## WHAT IS EXPECTED
Reproduce the data below exactly as written. Pictures do not belong in the copy.

## DATASET RECORDS
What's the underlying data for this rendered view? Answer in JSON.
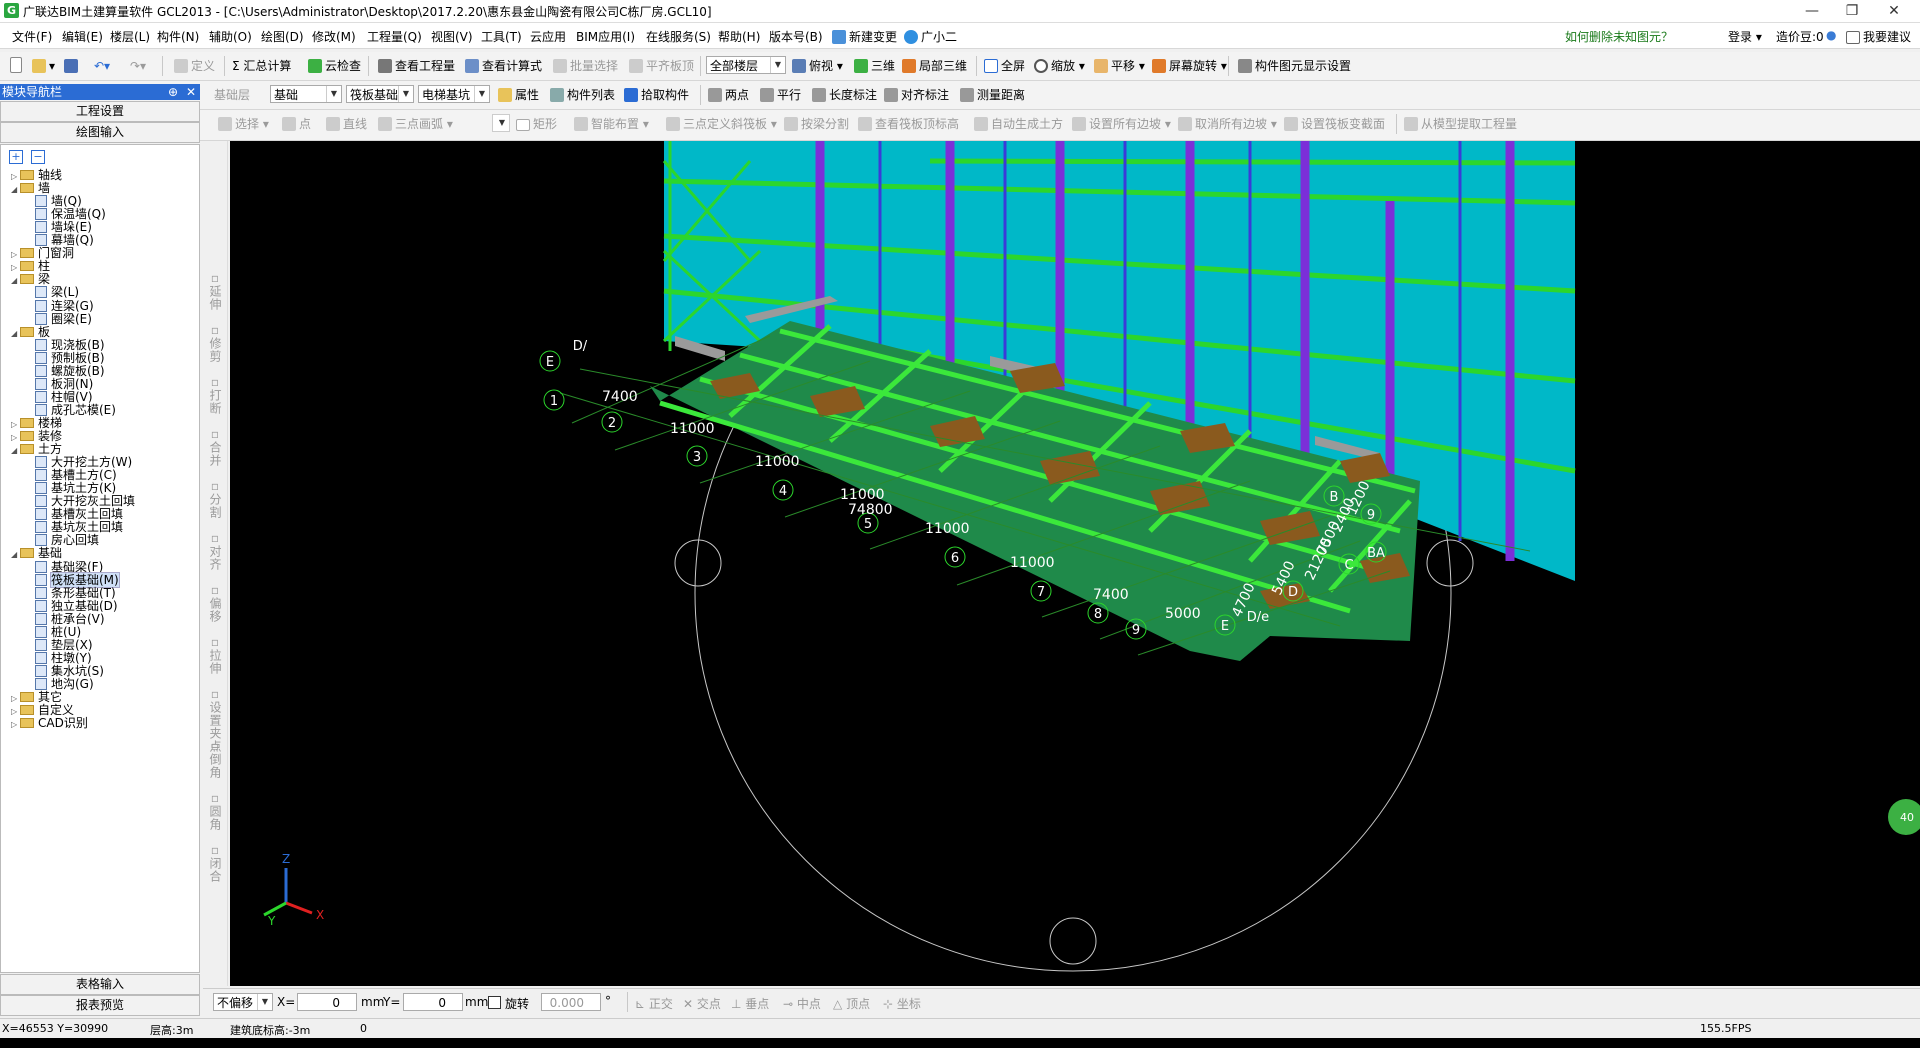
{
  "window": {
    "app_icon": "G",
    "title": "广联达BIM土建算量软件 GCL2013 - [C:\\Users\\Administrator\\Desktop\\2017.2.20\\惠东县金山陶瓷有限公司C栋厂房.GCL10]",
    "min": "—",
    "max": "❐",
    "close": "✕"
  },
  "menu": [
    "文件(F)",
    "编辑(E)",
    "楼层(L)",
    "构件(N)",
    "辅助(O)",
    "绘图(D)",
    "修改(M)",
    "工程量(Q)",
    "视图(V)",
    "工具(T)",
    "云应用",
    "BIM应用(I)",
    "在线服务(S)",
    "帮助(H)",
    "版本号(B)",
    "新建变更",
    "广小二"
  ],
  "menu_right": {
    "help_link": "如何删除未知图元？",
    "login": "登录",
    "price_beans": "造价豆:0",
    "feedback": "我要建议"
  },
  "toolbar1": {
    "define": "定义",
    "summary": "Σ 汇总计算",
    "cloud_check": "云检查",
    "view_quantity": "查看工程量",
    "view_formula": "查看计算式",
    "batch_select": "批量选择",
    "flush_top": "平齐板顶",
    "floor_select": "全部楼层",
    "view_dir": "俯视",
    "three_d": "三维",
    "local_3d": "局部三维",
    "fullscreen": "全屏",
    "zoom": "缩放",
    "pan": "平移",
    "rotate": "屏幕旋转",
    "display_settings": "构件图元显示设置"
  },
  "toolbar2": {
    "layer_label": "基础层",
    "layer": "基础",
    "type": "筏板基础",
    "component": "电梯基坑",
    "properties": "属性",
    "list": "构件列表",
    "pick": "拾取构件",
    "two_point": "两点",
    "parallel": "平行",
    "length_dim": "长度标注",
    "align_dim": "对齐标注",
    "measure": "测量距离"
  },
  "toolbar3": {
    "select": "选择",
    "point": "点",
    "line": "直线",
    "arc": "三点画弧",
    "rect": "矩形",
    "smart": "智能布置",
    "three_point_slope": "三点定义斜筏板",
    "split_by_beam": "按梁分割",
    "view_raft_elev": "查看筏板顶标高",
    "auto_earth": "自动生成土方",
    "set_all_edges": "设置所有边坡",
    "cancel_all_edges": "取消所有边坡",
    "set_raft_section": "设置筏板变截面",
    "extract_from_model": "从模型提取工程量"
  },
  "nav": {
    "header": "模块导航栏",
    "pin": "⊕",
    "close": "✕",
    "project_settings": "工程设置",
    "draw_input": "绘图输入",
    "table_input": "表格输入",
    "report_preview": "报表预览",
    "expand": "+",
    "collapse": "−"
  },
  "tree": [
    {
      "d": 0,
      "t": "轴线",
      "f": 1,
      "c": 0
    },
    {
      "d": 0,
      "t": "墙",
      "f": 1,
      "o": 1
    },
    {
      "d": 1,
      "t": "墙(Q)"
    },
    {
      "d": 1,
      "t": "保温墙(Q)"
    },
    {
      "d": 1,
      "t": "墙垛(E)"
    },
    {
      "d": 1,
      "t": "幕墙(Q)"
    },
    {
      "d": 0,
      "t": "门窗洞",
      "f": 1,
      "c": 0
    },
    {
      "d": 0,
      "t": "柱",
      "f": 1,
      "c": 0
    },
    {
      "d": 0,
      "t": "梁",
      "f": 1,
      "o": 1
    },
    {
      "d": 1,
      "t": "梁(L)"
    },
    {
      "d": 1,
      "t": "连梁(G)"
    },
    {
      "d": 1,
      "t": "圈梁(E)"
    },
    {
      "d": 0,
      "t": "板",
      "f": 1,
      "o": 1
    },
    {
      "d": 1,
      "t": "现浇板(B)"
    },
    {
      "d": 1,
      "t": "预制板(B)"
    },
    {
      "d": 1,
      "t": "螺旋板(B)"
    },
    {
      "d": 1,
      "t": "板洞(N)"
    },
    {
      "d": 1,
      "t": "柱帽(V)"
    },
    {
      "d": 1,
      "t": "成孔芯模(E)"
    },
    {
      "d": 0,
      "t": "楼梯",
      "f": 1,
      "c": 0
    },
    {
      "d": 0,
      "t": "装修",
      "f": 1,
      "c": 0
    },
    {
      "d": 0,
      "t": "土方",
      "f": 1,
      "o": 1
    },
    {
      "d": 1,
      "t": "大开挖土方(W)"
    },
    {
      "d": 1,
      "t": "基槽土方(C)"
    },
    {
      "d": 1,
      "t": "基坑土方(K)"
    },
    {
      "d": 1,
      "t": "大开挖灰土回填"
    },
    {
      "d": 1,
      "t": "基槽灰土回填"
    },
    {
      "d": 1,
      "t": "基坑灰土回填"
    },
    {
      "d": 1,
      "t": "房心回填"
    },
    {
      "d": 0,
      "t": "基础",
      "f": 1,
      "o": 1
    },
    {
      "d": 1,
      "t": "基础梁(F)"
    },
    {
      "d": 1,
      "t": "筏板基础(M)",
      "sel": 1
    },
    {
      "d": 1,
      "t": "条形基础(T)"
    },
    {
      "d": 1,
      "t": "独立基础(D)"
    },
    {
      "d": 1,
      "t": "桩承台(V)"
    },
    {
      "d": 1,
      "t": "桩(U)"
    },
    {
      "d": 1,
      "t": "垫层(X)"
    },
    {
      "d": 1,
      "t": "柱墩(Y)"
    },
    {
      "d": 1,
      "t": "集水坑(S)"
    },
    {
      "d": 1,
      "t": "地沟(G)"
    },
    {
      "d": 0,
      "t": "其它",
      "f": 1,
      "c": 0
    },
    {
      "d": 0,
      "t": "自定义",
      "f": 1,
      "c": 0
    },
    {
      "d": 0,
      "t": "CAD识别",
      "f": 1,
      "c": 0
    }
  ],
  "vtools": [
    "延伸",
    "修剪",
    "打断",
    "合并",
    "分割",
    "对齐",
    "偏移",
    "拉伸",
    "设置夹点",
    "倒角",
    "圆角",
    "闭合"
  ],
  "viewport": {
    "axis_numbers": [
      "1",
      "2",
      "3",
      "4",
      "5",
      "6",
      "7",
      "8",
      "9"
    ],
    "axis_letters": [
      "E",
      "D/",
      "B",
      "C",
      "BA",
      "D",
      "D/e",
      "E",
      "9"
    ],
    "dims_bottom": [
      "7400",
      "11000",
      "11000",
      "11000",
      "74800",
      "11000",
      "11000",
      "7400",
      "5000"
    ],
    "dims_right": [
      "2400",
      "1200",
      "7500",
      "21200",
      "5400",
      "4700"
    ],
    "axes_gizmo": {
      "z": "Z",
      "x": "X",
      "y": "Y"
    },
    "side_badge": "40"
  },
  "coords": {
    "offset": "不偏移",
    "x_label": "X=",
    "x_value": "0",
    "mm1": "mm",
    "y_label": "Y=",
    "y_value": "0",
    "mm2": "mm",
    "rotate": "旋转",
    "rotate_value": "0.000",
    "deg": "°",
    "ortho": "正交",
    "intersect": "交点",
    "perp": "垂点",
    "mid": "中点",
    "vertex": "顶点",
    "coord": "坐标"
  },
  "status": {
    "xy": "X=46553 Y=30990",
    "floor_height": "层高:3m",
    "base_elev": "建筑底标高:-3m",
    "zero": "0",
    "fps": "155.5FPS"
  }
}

## RESULT FOR THIS TASK
What's the underlying data for this rendered view? Answer in JSON.
{
  "window": {
    "app_icon": "G",
    "title": "广联达BIM土建算量软件 GCL2013 - [C:\\Users\\Administrator\\Desktop\\2017.2.20\\惠东县金山陶瓷有限公司C栋厂房.GCL10]",
    "min": "—",
    "max": "❐",
    "close": "✕"
  },
  "menu": [
    "文件(F)",
    "编辑(E)",
    "楼层(L)",
    "构件(N)",
    "辅助(O)",
    "绘图(D)",
    "修改(M)",
    "工程量(Q)",
    "视图(V)",
    "工具(T)",
    "云应用",
    "BIM应用(I)",
    "在线服务(S)",
    "帮助(H)",
    "版本号(B)",
    "新建变更",
    "广小二"
  ],
  "menu_right": {
    "help_link": "如何删除未知图元？",
    "login": "登录",
    "price_beans": "造价豆:0",
    "feedback": "我要建议"
  },
  "toolbar1": {
    "define": "定义",
    "summary": "Σ 汇总计算",
    "cloud_check": "云检查",
    "view_quantity": "查看工程量",
    "view_formula": "查看计算式",
    "batch_select": "批量选择",
    "flush_top": "平齐板顶",
    "floor_select": "全部楼层",
    "view_dir": "俯视",
    "three_d": "三维",
    "local_3d": "局部三维",
    "fullscreen": "全屏",
    "zoom": "缩放",
    "pan": "平移",
    "rotate": "屏幕旋转",
    "display_settings": "构件图元显示设置"
  },
  "toolbar2": {
    "layer_label": "基础层",
    "layer": "基础",
    "type": "筏板基础",
    "component": "电梯基坑",
    "properties": "属性",
    "list": "构件列表",
    "pick": "拾取构件",
    "two_point": "两点",
    "parallel": "平行",
    "length_dim": "长度标注",
    "align_dim": "对齐标注",
    "measure": "测量距离"
  },
  "toolbar3": {
    "select": "选择",
    "point": "点",
    "line": "直线",
    "arc": "三点画弧",
    "rect": "矩形",
    "smart": "智能布置",
    "three_point_slope": "三点定义斜筏板",
    "split_by_beam": "按梁分割",
    "view_raft_elev": "查看筏板顶标高",
    "auto_earth": "自动生成土方",
    "set_all_edges": "设置所有边坡",
    "cancel_all_edges": "取消所有边坡",
    "set_raft_section": "设置筏板变截面",
    "extract_from_model": "从模型提取工程量"
  },
  "nav": {
    "header": "模块导航栏",
    "pin": "⊕",
    "close": "✕",
    "project_settings": "工程设置",
    "draw_input": "绘图输入",
    "table_input": "表格输入",
    "report_preview": "报表预览",
    "expand": "+",
    "collapse": "−"
  },
  "tree": [
    {
      "d": 0,
      "t": "轴线",
      "f": 1,
      "c": 0
    },
    {
      "d": 0,
      "t": "墙",
      "f": 1,
      "o": 1
    },
    {
      "d": 1,
      "t": "墙(Q)"
    },
    {
      "d": 1,
      "t": "保温墙(Q)"
    },
    {
      "d": 1,
      "t": "墙垛(E)"
    },
    {
      "d": 1,
      "t": "幕墙(Q)"
    },
    {
      "d": 0,
      "t": "门窗洞",
      "f": 1,
      "c": 0
    },
    {
      "d": 0,
      "t": "柱",
      "f": 1,
      "c": 0
    },
    {
      "d": 0,
      "t": "梁",
      "f": 1,
      "o": 1
    },
    {
      "d": 1,
      "t": "梁(L)"
    },
    {
      "d": 1,
      "t": "连梁(G)"
    },
    {
      "d": 1,
      "t": "圈梁(E)"
    },
    {
      "d": 0,
      "t": "板",
      "f": 1,
      "o": 1
    },
    {
      "d": 1,
      "t": "现浇板(B)"
    },
    {
      "d": 1,
      "t": "预制板(B)"
    },
    {
      "d": 1,
      "t": "螺旋板(B)"
    },
    {
      "d": 1,
      "t": "板洞(N)"
    },
    {
      "d": 1,
      "t": "柱帽(V)"
    },
    {
      "d": 1,
      "t": "成孔芯模(E)"
    },
    {
      "d": 0,
      "t": "楼梯",
      "f": 1,
      "c": 0
    },
    {
      "d": 0,
      "t": "装修",
      "f": 1,
      "c": 0
    },
    {
      "d": 0,
      "t": "土方",
      "f": 1,
      "o": 1
    },
    {
      "d": 1,
      "t": "大开挖土方(W)"
    },
    {
      "d": 1,
      "t": "基槽土方(C)"
    },
    {
      "d": 1,
      "t": "基坑土方(K)"
    },
    {
      "d": 1,
      "t": "大开挖灰土回填"
    },
    {
      "d": 1,
      "t": "基槽灰土回填"
    },
    {
      "d": 1,
      "t": "基坑灰土回填"
    },
    {
      "d": 1,
      "t": "房心回填"
    },
    {
      "d": 0,
      "t": "基础",
      "f": 1,
      "o": 1
    },
    {
      "d": 1,
      "t": "基础梁(F)"
    },
    {
      "d": 1,
      "t": "筏板基础(M)",
      "sel": 1
    },
    {
      "d": 1,
      "t": "条形基础(T)"
    },
    {
      "d": 1,
      "t": "独立基础(D)"
    },
    {
      "d": 1,
      "t": "桩承台(V)"
    },
    {
      "d": 1,
      "t": "桩(U)"
    },
    {
      "d": 1,
      "t": "垫层(X)"
    },
    {
      "d": 1,
      "t": "柱墩(Y)"
    },
    {
      "d": 1,
      "t": "集水坑(S)"
    },
    {
      "d": 1,
      "t": "地沟(G)"
    },
    {
      "d": 0,
      "t": "其它",
      "f": 1,
      "c": 0
    },
    {
      "d": 0,
      "t": "自定义",
      "f": 1,
      "c": 0
    },
    {
      "d": 0,
      "t": "CAD识别",
      "f": 1,
      "c": 0
    }
  ],
  "vtools": [
    "延伸",
    "修剪",
    "打断",
    "合并",
    "分割",
    "对齐",
    "偏移",
    "拉伸",
    "设置夹点",
    "倒角",
    "圆角",
    "闭合"
  ],
  "viewport": {
    "axis_numbers": [
      "1",
      "2",
      "3",
      "4",
      "5",
      "6",
      "7",
      "8",
      "9"
    ],
    "axis_letters": [
      "E",
      "D/",
      "B",
      "C",
      "BA",
      "D",
      "D/e",
      "E",
      "9"
    ],
    "dims_bottom": [
      "7400",
      "11000",
      "11000",
      "11000",
      "74800",
      "11000",
      "11000",
      "7400",
      "5000"
    ],
    "dims_right": [
      "2400",
      "1200",
      "7500",
      "21200",
      "5400",
      "4700"
    ],
    "axes_gizmo": {
      "z": "Z",
      "x": "X",
      "y": "Y"
    },
    "side_badge": "40"
  },
  "coords": {
    "offset": "不偏移",
    "x_label": "X=",
    "x_value": "0",
    "mm1": "mm",
    "y_label": "Y=",
    "y_value": "0",
    "mm2": "mm",
    "rotate": "旋转",
    "rotate_value": "0.000",
    "deg": "°",
    "ortho": "正交",
    "intersect": "交点",
    "perp": "垂点",
    "mid": "中点",
    "vertex": "顶点",
    "coord": "坐标"
  },
  "status": {
    "xy": "X=46553 Y=30990",
    "floor_height": "层高:3m",
    "base_elev": "建筑底标高:-3m",
    "zero": "0",
    "fps": "155.5FPS"
  }
}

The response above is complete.